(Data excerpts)
+---+

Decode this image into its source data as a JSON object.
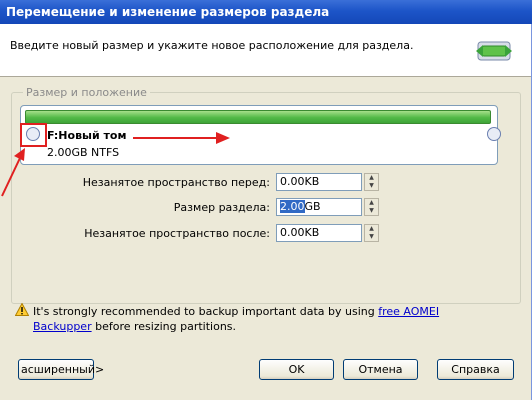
{
  "window": {
    "title": "Перемещение и изменение размеров раздела"
  },
  "banner": {
    "description": "Введите новый размер и укажите новое расположение для раздела.",
    "icon": "resize-arrows-icon"
  },
  "group": {
    "legend": "Размер и положение"
  },
  "partition": {
    "name": "F:Новый том",
    "info": "2.00GB NTFS",
    "fill_fraction": 1.0
  },
  "fields": {
    "space_before_label": "Незанятое пространство перед:",
    "space_before_value": "0.00KB",
    "size_label": "Размер раздела:",
    "size_value_selected": "2.00",
    "size_value_unit": "GB",
    "space_after_label": "Незанятое пространство после:",
    "space_after_value": "0.00KB"
  },
  "warning": {
    "text_before": "It's strongly recommended to backup important data by using ",
    "link": "free AOMEI Backupper",
    "text_after": " before resizing partitions."
  },
  "buttons": {
    "advanced": "асширенный>",
    "ok": "OK",
    "cancel": "Отмена",
    "help": "Справка"
  },
  "colors": {
    "annotation": "#e02020",
    "partition_bar": "#52b947",
    "titlebar": "#1d55c8"
  }
}
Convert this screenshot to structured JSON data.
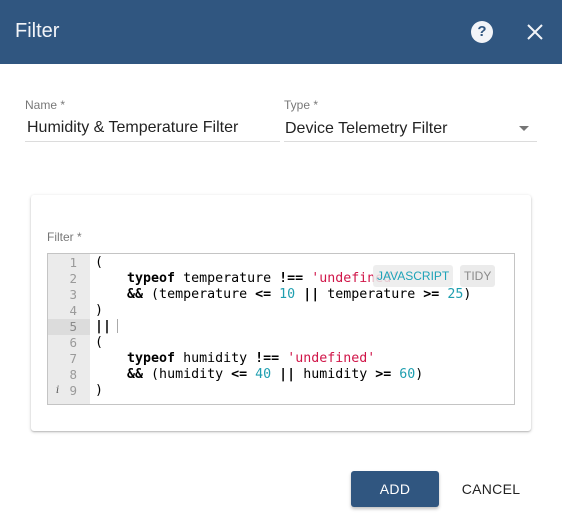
{
  "dialog": {
    "title": "Filter",
    "help_icon": "help-circle-icon",
    "close_icon": "close-icon"
  },
  "form": {
    "name": {
      "label": "Name *",
      "value": "Humidity & Temperature Filter"
    },
    "type": {
      "label": "Type *",
      "value": "Device Telemetry Filter",
      "icon": "dropdown-arrow-icon"
    },
    "filter": {
      "label": "Filter *"
    }
  },
  "editor": {
    "language_label": "JAVASCRIPT",
    "tidy_label": "TIDY",
    "info_marker": "i",
    "active_line": 5,
    "lines": [
      {
        "n": "1"
      },
      {
        "n": "2"
      },
      {
        "n": "3"
      },
      {
        "n": "4"
      },
      {
        "n": "5"
      },
      {
        "n": "6"
      },
      {
        "n": "7"
      },
      {
        "n": "8"
      },
      {
        "n": "9"
      }
    ],
    "code": {
      "l1": "(",
      "l2_kw": "typeof",
      "l2_id": " temperature ",
      "l2_op": "!==",
      "l2_str": "'undefined'",
      "l3_op1": "&&",
      "l3_a": " (temperature ",
      "l3_op2": "<=",
      "l3_n1": "10",
      "l3_op3": "||",
      "l3_b": " temperature ",
      "l3_op4": ">=",
      "l3_n2": "25",
      "l3_c": ")",
      "l4": ")",
      "l5": "||",
      "l6": "(",
      "l7_kw": "typeof",
      "l7_id": " humidity ",
      "l7_op": "!==",
      "l7_str": "'undefined'",
      "l8_op1": "&&",
      "l8_a": " (humidity ",
      "l8_op2": "<=",
      "l8_n1": "40",
      "l8_op3": "||",
      "l8_b": " humidity ",
      "l8_op4": ">=",
      "l8_n2": "60",
      "l8_c": ")",
      "l9": ")"
    }
  },
  "actions": {
    "add_label": "ADD",
    "cancel_label": "CANCEL"
  },
  "colors": {
    "primary": "#305680",
    "string": "#d01548",
    "number": "#1f9fb0"
  }
}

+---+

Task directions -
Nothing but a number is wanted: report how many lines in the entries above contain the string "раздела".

Reply to the task -
3